„The man who never lived and who will never die“ isn’t just another book about Sherlock Holmes. Although it is accompanying the exhibition in the Museum of London which is still open till April 12th, it totally stands on its own feet. Alex Werner who compiled the book, throws a very different light on Arthur Conan Doyle’s figure, setting him in his surroundings while explaing that he only can exist within London. The city as some critics say is besides Sherlock Holmes and Dr. John Watson the third main figure in all stories. And so the book pays tribute to that by showing lots of historic pictures of London while explaining the historical background not only of the original Conan canon but of all adaptions throughout the years – no matter if you are watching a film situated in Victorian or contemporary London.
The articles are well written and stuffed with all information a Sherlock Holmes fan needs to know.
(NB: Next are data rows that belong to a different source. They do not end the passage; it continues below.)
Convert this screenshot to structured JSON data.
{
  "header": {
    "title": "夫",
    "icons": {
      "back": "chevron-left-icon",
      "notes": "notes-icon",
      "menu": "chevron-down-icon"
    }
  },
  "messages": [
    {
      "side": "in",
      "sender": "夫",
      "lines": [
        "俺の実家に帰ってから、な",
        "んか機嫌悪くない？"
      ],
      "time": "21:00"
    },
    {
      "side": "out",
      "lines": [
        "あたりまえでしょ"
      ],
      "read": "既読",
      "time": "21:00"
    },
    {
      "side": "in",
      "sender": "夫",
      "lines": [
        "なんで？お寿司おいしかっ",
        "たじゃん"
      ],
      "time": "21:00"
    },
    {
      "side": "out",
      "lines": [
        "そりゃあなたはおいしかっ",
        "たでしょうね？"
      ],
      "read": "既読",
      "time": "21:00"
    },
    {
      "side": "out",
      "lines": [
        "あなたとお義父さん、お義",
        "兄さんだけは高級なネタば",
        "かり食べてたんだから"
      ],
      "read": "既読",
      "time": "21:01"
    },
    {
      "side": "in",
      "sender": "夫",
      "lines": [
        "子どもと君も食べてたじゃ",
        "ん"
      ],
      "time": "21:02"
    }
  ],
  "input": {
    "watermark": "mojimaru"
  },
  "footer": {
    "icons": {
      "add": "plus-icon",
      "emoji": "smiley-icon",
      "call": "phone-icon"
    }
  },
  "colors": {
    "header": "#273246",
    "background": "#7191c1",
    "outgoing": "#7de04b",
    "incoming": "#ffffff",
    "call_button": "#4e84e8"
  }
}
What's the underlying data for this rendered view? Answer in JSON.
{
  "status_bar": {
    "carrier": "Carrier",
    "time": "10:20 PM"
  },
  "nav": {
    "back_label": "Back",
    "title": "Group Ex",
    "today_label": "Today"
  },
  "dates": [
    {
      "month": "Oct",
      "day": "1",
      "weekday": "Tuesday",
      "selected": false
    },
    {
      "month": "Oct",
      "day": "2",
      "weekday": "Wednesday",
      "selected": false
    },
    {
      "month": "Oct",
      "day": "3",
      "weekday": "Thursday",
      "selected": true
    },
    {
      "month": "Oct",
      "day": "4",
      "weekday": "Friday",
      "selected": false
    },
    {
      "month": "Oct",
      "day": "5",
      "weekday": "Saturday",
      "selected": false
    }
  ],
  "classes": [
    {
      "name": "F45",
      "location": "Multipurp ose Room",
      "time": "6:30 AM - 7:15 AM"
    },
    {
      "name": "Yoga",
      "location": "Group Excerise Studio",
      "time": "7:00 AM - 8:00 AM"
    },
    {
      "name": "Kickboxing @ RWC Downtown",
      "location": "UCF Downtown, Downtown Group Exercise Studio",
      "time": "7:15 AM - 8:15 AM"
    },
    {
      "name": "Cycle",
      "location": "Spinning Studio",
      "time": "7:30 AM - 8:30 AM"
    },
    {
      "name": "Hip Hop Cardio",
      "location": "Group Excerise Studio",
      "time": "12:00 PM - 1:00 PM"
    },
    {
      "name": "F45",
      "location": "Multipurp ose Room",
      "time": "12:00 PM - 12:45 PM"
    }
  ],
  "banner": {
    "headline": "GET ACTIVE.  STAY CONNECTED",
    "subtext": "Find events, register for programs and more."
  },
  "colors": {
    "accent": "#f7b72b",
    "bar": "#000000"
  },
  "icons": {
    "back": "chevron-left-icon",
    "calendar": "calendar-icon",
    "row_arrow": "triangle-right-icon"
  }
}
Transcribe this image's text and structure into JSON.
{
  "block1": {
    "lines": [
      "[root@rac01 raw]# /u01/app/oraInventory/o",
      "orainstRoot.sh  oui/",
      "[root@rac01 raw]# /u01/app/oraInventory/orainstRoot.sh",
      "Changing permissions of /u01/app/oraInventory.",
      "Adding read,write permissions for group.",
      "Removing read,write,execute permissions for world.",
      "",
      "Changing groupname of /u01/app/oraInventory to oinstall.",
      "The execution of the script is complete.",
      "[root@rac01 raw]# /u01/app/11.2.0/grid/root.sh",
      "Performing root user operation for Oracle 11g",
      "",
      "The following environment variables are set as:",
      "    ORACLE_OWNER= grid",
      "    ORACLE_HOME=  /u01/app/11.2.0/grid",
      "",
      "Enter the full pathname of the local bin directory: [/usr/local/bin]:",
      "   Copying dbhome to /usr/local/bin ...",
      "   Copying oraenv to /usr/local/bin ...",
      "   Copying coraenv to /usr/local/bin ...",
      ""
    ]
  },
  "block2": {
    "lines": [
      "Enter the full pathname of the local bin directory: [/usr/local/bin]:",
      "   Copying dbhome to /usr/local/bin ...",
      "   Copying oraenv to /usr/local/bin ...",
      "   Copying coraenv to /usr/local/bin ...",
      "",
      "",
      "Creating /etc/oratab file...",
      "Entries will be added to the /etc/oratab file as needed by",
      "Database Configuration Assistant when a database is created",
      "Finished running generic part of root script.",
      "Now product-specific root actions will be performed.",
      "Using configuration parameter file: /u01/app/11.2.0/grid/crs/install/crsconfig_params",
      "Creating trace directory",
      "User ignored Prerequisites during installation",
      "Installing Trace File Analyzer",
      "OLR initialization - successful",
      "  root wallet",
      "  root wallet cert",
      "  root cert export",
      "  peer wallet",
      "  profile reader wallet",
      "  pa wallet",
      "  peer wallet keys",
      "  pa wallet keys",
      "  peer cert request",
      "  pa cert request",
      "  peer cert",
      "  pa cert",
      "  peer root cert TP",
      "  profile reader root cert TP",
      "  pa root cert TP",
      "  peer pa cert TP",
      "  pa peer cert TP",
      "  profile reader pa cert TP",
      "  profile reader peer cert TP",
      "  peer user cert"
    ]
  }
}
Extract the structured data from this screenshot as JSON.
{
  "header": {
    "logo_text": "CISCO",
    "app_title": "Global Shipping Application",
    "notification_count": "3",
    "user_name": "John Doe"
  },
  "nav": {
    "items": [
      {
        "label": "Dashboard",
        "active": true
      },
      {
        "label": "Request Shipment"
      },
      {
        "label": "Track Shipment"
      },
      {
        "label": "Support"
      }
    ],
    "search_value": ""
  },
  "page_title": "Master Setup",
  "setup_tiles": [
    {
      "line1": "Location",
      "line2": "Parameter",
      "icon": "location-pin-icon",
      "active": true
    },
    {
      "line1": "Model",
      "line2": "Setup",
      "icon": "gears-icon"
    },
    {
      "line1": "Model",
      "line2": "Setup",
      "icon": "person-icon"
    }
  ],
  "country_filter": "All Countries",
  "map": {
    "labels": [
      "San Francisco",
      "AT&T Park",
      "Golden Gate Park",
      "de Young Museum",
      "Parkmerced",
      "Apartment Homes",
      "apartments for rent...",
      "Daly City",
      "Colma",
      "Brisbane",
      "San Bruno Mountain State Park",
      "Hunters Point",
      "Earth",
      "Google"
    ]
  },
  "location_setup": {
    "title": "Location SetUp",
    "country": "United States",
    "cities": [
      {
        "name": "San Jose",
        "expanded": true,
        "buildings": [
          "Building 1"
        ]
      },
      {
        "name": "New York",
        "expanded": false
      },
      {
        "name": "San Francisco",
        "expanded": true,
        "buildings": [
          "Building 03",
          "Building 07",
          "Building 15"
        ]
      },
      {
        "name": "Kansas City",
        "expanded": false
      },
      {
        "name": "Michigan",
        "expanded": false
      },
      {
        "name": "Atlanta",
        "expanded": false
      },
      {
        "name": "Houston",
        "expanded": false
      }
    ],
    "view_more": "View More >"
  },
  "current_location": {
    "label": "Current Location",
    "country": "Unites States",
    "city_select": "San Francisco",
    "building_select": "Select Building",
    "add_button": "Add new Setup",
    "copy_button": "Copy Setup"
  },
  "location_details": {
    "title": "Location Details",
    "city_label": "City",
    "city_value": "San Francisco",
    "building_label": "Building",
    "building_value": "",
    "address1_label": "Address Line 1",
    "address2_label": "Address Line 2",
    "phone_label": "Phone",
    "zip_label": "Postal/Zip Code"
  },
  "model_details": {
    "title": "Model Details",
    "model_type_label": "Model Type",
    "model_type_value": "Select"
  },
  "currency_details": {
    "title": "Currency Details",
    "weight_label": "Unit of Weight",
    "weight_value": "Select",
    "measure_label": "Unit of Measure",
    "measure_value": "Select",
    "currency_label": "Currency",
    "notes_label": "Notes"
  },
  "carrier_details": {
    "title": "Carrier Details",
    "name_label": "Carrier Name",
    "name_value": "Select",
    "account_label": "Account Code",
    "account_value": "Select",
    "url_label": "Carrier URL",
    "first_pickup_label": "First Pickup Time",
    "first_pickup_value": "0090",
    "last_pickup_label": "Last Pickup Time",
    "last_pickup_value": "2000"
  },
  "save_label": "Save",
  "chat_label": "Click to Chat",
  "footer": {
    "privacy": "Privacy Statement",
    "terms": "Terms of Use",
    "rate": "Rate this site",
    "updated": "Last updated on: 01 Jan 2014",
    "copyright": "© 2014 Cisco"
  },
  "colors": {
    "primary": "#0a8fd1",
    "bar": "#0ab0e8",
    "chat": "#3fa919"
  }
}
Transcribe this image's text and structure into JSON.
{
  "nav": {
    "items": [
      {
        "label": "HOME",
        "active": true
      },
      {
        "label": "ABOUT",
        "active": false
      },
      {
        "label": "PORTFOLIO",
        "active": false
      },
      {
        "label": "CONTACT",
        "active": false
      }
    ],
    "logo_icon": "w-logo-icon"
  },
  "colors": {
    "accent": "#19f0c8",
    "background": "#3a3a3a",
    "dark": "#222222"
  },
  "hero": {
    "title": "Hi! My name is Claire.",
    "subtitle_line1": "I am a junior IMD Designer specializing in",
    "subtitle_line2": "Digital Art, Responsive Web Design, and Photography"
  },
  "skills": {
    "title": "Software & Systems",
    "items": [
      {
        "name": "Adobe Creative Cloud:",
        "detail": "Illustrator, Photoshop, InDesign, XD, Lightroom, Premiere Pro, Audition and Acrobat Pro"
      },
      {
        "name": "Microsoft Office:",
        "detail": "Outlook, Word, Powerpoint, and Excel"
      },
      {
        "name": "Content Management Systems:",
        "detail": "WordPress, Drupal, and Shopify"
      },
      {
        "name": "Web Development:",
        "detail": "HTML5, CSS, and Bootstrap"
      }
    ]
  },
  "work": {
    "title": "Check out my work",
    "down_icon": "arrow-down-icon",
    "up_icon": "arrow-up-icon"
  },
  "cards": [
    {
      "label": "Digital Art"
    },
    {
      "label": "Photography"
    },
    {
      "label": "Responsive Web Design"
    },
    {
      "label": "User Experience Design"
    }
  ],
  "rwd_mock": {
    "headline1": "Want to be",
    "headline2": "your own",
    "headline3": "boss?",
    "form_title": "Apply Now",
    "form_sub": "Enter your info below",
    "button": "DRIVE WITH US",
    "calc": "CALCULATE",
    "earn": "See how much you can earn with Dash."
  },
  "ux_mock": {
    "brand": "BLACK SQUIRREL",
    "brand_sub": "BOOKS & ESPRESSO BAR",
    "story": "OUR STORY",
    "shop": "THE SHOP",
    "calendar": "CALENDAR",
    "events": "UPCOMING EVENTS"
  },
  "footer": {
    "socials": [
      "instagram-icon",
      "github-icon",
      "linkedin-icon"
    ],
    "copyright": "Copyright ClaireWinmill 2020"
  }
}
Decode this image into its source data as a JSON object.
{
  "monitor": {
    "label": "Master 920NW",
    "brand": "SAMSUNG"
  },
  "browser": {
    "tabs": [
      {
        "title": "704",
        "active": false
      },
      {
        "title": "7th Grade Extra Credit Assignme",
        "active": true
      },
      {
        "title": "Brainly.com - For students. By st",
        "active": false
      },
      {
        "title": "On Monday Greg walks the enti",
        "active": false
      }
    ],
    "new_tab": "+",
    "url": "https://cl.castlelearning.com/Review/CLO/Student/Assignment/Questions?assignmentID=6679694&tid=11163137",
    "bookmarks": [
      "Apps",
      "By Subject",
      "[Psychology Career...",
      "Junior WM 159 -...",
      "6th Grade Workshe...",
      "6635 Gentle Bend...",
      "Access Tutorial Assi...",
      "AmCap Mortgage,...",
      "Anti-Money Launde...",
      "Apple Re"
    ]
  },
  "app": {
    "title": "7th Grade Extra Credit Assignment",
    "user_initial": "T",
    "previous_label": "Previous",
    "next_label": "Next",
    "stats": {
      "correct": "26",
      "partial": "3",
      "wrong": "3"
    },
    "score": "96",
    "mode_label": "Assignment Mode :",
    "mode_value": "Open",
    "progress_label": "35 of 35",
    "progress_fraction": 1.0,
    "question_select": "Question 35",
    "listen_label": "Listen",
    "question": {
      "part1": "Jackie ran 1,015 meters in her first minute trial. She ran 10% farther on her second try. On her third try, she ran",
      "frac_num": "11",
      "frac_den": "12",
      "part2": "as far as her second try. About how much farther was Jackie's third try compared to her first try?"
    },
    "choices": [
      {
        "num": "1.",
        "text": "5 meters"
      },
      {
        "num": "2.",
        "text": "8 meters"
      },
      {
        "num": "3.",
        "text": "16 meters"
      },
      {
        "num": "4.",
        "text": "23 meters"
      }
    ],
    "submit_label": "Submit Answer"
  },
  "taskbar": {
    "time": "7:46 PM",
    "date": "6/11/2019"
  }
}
And he will also need this book which will be a treat long after the exhibition is gone.
Alex Werner, Sherlock Holmes – The man who never lived and will never die, Ebury Press, about 20£/ 20€.
Sherlock Chronicles. Photo: pb
You think you do know everything about BBC’s Sherlock? Think twice, dive into the wonderful book „Sherlock Chronicles“ written by Steve Tribe and take a stroll from the very beginning (or even before the beginning itself) to the latest episode so far.
The book is stuffed with all kind of information any Sherlockian needs to know. There are deleted scenes-scripts, behind the scenes pictures and interviews with cast and crew members. But was makes this book outstanding compared to other Sherlock fan books is the reference to Sir Arthur Conan Doyle’s original stories. „Holmes from Holmes“, as the writer names it, shows quotes from the canon and how and where Mark Gatiss and Steven Moffat used them in one of the episodes. You will always find it baffling to read and realise again how modern Sherlock Holmes is and always has been – and how brilliant all episodes of „Sherlock“ are, how carefully they are arranged and how deep their connection to Doyle is.
„Sherlock Chronicles“ is a must have book for every fan and a wonderful gift for a Sherlockian dear to your heart.
Steve Tribe: Sherlock Chronicles. BBC books, Penguin Random House, about 16 £/ 22 €.
If you finish a book and you feel empty inside, the same feeling you have when you leave good friends, knowing you will not see them again for quite a while, if ever. If you have this feeling, the book touched you, simply because it is a good book. Ian McEwan’s new novel „The Children Act“ is a good book, not because you get a look inside British society – maybe not as deep if your are not British – but because the story is so intense and well written, that you have to force yourself to interrupt your reading session from time to time. And get things done in real life.
The problems the main character Fiona Maye is facing are situated between her work and her private life as many middle aged woman do. As a leading High Court in London judge Fiona is used to long working days on a regular bases, dealing with heartbreaking family affairs but her most demanding case is different. The 17-year-old Adam is about to refuse medical treatment that would help him with his leukaemia because of his religious believes. In her private life she has to face the problems of her marriage that after 30 years is about to fall into its biggest crises she and her husband – Jack, a professor of ancient history – ever had to cope with.
All these topics are neither new nor thrilling and could be boring, kitschy and simply trash. But only a master writer and narrator can unfold this story in a totally different and fascinating way. Ian McEwan is a brilliant master, he takes the reader by his hand and won’t let him go till the final page. The only problem is: the novel is unfortunately a too short one.
Ian McEwan: The Children Act, Vintage Books, £ 16,99/14,95€